What should you look for in an E&O insurance policy?

By Steven McCarty

The National Ethics Association


Not all E&O policies are the same. And depending on your specialty, there are certain elements you may need that others do not. Here are some of the features you should look for in a high-quality E&O policy.

Q: I am a financial advisor who’s required to have errors and omission coverage. What do I need to look for in an E&O insurance policy?

A: Before we give you the answer, here’s a short introduction on E&O that may be helpful.

Errors-and-omissions insurance is an important business expense for financial professionals such as financial advisors, CPAs and life insurance agents. In our litigious society, where responsibility is consistently pushed onto another party, 1 in 7 of these professionals will face a lawsuit.

Fortunately, most financial professionals are ethical and responsible and take great care managing the details of their work. With proper focus, advisors can avoid a potential lawsuit. However, even the most careful are not immune to a legal attack from a former or current client. Without the benefit of errors-and-omissions insurance, a lawsuit can be financially devastating.

What you need to look for in an E&O policy

Not all E&O policies are the same. And depending on your specialty, there are certain elements you may need that others do not. Here are some of the features you should look for in a high-quality E&O policy:

Adequate liability coverage

All E&O policies include liability coverage that protects you from financial loss due to a lawsuit arising from your error or omission. Liability coverage has two parts:
  • Per individual claim – Usually, there is a limit per incident or claim. The typical individual limit is $1 million. This means that any single liability claim resulting from a lawsuit will pay no more than $1 million.

  • Aggregate – Each E&O policy has an annual aggregate that limits how much an insurance company will pay each year. The usual annual aggregate is $2 million. That means the insurance company will pay for multiple claims up to, but no more than, $2 million. Some insurance companies state a lifetime policy aggregate limit rather than an annual aggregate. Be sure the lifetime limit is adequate if you go this route.
Remember, a general liability policy only covers incidents that affect bodily injury due to negligence from property or product safety. It does not cover financial loss to clients. Be sure to get adequate professional liability coverage from a high-quality E&O policy.

Legal and court costs

Whenever you are served legal papers that name you in a lawsuit, it will cost money just to defend yourself. Legal fees and potential court costs add up quickly and can turn even a small claim into a giant financial burden when you consider the total court and legal fees involved. Look for this important provision in your E&O policy to shield you from these damaging expenses.

Post-retirement claims coverage

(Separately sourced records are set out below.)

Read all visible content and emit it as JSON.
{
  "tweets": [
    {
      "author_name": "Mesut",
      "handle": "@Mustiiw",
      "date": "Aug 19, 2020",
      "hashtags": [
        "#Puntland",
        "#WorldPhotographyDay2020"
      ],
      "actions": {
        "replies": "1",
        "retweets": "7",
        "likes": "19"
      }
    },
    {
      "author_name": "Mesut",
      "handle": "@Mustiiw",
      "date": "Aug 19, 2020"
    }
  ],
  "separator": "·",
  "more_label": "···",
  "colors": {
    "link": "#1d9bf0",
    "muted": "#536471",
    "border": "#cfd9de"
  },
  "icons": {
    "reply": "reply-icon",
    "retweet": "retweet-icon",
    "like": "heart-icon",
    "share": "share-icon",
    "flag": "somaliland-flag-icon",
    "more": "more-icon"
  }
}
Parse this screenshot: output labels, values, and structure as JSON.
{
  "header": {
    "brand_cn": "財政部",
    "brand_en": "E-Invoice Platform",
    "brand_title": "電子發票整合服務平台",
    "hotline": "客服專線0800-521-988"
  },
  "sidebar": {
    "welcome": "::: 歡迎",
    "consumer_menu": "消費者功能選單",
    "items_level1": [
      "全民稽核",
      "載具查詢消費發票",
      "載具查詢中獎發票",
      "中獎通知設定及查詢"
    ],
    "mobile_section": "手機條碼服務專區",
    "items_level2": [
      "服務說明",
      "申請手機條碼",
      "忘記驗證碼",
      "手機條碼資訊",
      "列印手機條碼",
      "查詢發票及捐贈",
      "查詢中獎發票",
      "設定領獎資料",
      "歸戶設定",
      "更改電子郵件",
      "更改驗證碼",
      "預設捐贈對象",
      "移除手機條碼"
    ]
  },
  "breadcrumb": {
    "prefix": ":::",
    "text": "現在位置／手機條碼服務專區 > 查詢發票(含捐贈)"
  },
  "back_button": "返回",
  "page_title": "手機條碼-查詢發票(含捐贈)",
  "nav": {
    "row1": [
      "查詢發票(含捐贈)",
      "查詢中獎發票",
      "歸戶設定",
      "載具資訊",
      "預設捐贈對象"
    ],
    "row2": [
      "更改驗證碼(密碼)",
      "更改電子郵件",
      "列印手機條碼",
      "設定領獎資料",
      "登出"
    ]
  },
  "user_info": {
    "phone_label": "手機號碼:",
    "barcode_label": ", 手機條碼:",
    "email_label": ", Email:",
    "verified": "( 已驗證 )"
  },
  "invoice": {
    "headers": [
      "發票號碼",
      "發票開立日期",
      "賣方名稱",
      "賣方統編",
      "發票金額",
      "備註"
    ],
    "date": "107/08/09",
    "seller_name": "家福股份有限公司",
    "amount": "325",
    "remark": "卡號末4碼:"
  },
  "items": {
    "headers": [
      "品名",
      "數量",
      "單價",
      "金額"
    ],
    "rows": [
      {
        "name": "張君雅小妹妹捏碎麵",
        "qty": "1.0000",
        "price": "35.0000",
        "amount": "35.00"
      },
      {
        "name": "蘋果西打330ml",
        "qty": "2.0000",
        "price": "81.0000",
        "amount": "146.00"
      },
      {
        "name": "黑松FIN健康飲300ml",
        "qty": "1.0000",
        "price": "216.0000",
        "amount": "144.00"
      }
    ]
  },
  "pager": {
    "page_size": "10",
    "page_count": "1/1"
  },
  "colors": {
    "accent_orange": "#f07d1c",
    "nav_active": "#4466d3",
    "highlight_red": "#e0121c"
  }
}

E&O claims do not always arise while you are in business. They may surface years later after you’ve retired and a past client files suit against you. Your E&O insurance policy should have a provision to cover any claims that occur post retirement. This assures you will not be exposed to great financial risk after you stop working.

Employee or administrative coverage

Most financial professionals have employees or staff who serve clients directly. When they make a mistake or fail to carry out a required task, you will be held accountable. Employee or administrative coverage protects you from employee E&O risk.

Coverage extension to spouses, domestic partners, legal representatives, or beneficiaries

Nobody wants to have their family or other loved ones affected by a lawsuit. Some cases may name spouses as an actual defendant, even though they had nothing to do with the main financial professional’s business. Protect your loved ones with this important coverage feature.

Coverage flexibility

Make sure your E&O policy can be adjusted for whatever products and services you provide. Basic policies cover you for the sale and servicing of life, accident, and health products. But also look for optional coverage for fixed and indexed annuities, variable products and mutual funds, disability insurance, and RIA Series 65.